* **EXTRACTED DATA**:
---

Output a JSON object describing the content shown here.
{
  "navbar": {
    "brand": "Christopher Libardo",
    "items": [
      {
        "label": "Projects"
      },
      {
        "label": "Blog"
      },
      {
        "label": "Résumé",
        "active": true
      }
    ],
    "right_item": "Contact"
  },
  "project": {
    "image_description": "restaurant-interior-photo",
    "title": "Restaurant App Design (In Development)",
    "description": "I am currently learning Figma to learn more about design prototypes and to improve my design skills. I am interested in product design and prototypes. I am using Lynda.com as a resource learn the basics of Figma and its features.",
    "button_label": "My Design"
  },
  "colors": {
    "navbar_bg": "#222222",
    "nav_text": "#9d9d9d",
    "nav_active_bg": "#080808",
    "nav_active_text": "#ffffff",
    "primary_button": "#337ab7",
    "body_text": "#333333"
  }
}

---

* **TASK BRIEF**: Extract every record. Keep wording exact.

* **TASK ANSWER**:
Output a JSON object describing the content shown here.
{
  "navbar": {
    "brand": "Christopher Libardo",
    "items": [
      {
        "label": "Projects"
      },
      {
        "label": "Blog"
      },
      {
        "label": "Résumé",
        "active": true
      }
    ],
    "right_item": "Contact"
  },
  "project": {
    "image_description": "restaurant-interior-photo",
    "title": "Restaurant App Design (In Development)",
    "description": "I am currently learning Figma to learn more about design prototypes and to improve my design skills. I am interested in product design and prototypes. I am using Lynda.com as a resource learn the basics of Figma and its features.",
    "button_label": "My Design"
  },
  "colors": {
    "navbar_bg": "#222222",
    "nav_text": "#9d9d9d",
    "nav_active_bg": "#080808",
    "nav_active_text": "#ffffff",
    "primary_button": "#337ab7",
    "body_text": "#333333"
  }
}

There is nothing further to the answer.